  • The Workhouse was located in Station Road, and was built in 1839 at a total cost, including the site, of about £7,500. It stood on about 2½ acres of land and was intended to hold 350 inmates.
  • Overseers' Accounts for the parish (1722 to 1842), Settlement Papers (1727 to 1835) and Bastardy Bonds (1747 to 1826) are available in the Cornwall Record Office.


  • Population in 1801 - 2708 persons
  • Population in 1811 - 2884 persons
  • Population in 1821 - 3519 persons
  • Population in 1831 - 4042 persons
  • Population in 1841 - 4287 persons
  • Population in 1851 - 4386 persons
  • Population in 1861 - 4689 persons
  • Population in 1871 - 4700 persons
  • Population in 1881 - 4536 persons
  • Population in 1891 - 3984 persons
  • Population in 1901 - 4010 persons
  • Population in 1911 - 4371 persons
  • Population in 1921 - 4377 persons
  • Population in 1931 - 4071 persons
  • Population in 1951 - 4467 persons
  • Population in 1961 - 4524 persons
  • Population in 1971 - 4741 persons
  • Population in 1981 - 6345 persons
  • Population in 1991 - 7657 persons
  • Population in 2001 - 8656 persons
  • Population in 2011 - 9301 persons

Religion & Religious Life

In the May of 1641 it was agreed and ordered that every Member of the House of Commons and House of Lords should make a protestation (declaration of loyalty) to the crown. The Protestation was printed and then distributed by the Members to their counties. The Protestation was to be made by everyone and the Rectors, Churchwardens and Overseers of the Poor, had to appear before the Justices of the Peace in their Hundred to make their protestation and, on returning to their parishes, any two of them were to witness the taking of the Protestation Oath by all males over the age of 18 years. All names were listed and anyone who refused was to be noted.

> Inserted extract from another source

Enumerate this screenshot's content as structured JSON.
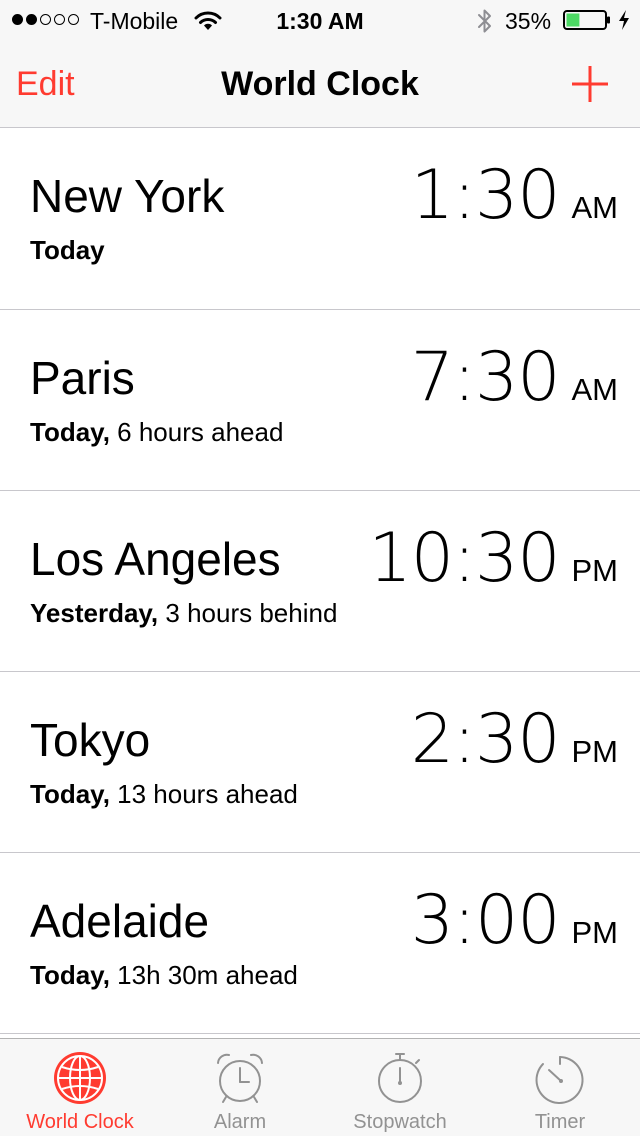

The Protestation Returns of 1642 for Liskeard are available on-line.



The parish comprises 8223 acres of land.